Radiation Therapy

Radiation therapy (also called radiotherapy) uses high-energy x-rays, or other types of radiation, to kill cancer cells or stop them from growing. Radiation therapy for vulvar cancer is usually administered by a machine that moves around your body and directs radiation to precise points on your skin (external beam radiation).

Radiation therapy uses high-powered energy beams, such as X-rays, to kill cancer cells. Radiation therapy for vulvar cancer is usually administered by a machine that moves around your body and directs radiation to precise points on your skin (external beam radiation).

Side Effects of Radiation
The side effects of radiation therapy depend on the dose used and the part of the body being treated. Common side effects include:

  • Dry, reddened skin in the treated area
  • Fatigue
  • Diarrhea
  • Discomfort when urinating
  • Narrowing of the vagina
  • Anemia
  • Most of these side effects are temporary. Be sure to talk with your treatment team members about any side effects you experience. They can help you find ways to manage them.

Spotlight

Staff and supporters at the Foundation are thrilled to welcome new Chairman David Mutch, MD, FACOG. Read Dr. Mutch’s bio here.

Awareness

Unbreakable Bonds: Read this NY Times Mother’s Day tribute featuring Nt’l Race Host Committee member Megan Neforos: click here

Research

The Foundation for Women’s Cancer is pleased to announce the recipients of its 2014-2015 Research Grant and Prizes. View the PDF.

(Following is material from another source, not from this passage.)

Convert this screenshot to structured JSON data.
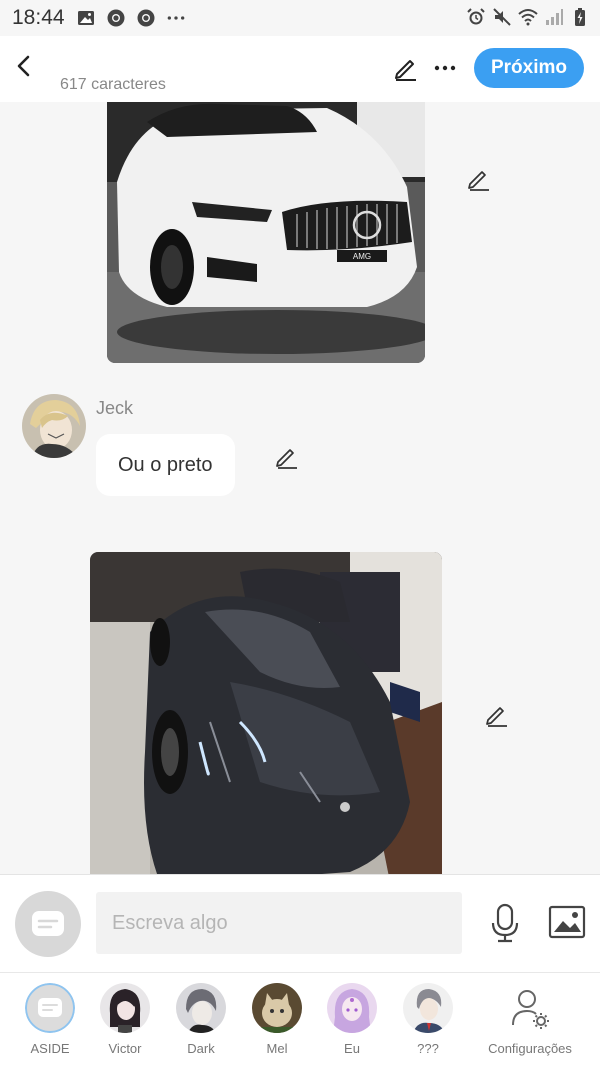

Education

The next Gynecologic Cancer Survivors Course is June 27 in Shreveport, Louisiana. For more information, click here.